It’s true, when we’re nervous we may talk too much. Maybe even ramble.
Asking for a contribution makes most people nervous which results in feeling the need to persuade by over-sharing. Put these together, and we have the perfect storm to make the most common fundraising mistake: talking too much.
Have you’ve ever walked away from a conversation or meeting thinking, “Why didn’t I just close my mouth and stop talking?” I have.
We start off with a terrific point and then we get out on what I call the tree branch and we can’t figure out how to get back to the original topic.
Don’t do this:
A few months ago, I received a phone call inviting me to make a contribution to an organization I regularly support. The gift amount was fine and the story shared was interesting. But I waited for an opportunity to answer and then I waited some more.
After 5 minutes of the other person talking I lost interest. My mind wandered and, frankly, I began to wonder when they were going to stop talking. I was no longer listening. I didn’t make a contribution that day.
If you want to get a YES — use fewer words.
Every ask should have these three elements:
1. Teach something new
3. Call to action
How long should you talk?
Fundraising guru, Jerry Panas, says at least 50 to 55% of the conversation should be spent LISTENING.

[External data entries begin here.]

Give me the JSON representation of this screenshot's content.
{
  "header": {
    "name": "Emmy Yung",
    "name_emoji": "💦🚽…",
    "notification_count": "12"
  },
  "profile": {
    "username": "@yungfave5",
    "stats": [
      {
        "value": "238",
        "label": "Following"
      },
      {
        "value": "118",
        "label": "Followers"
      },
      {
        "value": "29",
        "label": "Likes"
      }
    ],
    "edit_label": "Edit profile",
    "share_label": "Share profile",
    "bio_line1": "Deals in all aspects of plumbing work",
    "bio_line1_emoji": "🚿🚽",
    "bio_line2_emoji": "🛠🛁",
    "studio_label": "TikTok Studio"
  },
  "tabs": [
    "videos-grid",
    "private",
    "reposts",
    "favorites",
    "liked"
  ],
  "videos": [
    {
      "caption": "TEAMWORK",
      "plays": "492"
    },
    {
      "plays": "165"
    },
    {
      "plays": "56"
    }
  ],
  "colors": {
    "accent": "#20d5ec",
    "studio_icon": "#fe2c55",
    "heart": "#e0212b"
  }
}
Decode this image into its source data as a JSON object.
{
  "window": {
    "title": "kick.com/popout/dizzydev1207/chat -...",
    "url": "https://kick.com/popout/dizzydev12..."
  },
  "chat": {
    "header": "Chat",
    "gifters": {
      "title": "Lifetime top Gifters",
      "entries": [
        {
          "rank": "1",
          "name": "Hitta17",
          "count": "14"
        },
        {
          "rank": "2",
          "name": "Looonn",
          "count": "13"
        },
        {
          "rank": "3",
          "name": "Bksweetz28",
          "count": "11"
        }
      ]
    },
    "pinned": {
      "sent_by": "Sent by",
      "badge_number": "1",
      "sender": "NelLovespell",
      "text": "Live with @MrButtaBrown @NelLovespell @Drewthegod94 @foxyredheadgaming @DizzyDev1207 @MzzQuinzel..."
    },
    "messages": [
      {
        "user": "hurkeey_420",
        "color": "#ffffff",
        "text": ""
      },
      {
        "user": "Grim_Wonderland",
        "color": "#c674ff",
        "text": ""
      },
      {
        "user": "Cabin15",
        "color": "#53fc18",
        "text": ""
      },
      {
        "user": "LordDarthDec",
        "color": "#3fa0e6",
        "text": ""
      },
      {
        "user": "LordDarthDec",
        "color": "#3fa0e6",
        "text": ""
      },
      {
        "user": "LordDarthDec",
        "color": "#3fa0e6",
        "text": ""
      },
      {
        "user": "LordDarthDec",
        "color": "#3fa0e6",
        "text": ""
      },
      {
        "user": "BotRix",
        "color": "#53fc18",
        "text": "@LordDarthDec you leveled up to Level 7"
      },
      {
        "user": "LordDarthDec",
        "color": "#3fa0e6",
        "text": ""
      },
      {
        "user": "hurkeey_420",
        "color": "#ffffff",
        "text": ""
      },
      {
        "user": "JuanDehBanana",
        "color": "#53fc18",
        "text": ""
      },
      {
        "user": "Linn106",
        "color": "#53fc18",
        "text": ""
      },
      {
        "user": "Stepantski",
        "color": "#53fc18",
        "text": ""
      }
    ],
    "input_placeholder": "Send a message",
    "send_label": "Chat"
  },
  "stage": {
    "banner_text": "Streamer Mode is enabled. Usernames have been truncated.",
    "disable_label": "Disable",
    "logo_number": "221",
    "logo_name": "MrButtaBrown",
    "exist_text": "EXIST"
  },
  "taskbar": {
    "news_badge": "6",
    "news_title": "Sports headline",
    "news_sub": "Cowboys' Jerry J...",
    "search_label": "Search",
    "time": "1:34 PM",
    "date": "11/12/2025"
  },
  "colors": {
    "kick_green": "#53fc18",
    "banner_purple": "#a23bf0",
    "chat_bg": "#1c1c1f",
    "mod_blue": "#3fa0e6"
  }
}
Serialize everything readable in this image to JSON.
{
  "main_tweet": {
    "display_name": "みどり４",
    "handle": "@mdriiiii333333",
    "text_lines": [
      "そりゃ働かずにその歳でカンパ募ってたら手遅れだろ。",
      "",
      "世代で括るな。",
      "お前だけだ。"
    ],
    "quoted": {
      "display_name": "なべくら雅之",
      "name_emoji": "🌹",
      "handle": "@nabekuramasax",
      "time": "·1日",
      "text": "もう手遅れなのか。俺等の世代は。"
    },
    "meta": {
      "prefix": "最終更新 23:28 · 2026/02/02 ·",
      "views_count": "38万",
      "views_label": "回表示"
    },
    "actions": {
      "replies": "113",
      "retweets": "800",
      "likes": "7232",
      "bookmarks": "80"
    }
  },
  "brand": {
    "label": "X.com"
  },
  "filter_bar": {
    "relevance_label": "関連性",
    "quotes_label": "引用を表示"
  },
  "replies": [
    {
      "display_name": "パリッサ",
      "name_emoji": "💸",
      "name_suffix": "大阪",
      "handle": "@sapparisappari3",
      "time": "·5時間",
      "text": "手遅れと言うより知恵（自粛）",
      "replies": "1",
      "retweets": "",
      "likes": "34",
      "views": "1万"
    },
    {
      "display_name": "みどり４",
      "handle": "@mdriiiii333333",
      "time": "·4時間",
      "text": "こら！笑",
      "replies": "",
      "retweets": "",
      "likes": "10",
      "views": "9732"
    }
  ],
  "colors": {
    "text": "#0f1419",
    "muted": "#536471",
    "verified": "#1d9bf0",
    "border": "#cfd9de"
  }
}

Meaning, if you have a 5-minute phone call to ask for a contribution you have 2 to 2½ minutes to talk – including the greeting and wrap up.
Tactics to Help Eliminate Rambling
1. Pause often.
When you say “Hello, how are you?” – Wait to hear the answer and really listen to what’s being said.
2. Ask questions to learn more about the donor.
Every meeting with a donor is an opportunity to learn more about why they support your work. It’s your opportunity to forge a deeper relationship. Usually by saying less and listening more.
3. Listen to learn.
Too often we listen for the pause from the other person so we can say what we feel needs saying to convince them.
The reality is, the more the other person talks, the more likely they are to give. . . and give more. Over and over again I’ve heard about ask conversations where the donor literally talked themselves into giving more than was expected.
4. Come to the meeting prepared.
Be prepared to share stories, startling facts, and to make your ask. But plan to use some, not all, of the information you’ve prepared.
With good planning you much more likely to actively listen when the conversation moves in different directions.
5. Leave your nerves at the office.
If you are more worried about “doing it right” than having a meaningful conversation, you’ll ramble. You’ll also cause your donor to feel uncomfortable. So, leave your nervous self at the office and bring your best listening self to the meeting or call.
Best practices: Breathe. Listen. Nod. Pause. Repeat.
Join Lori for one of her high-energy signature workshops: Art of Asking, May 14, 2019 – 9:30 to Noon, Minneapolis, MN. Hosted by Minnesota Theater Alliance. This session is open to any and all nonprofit organizations.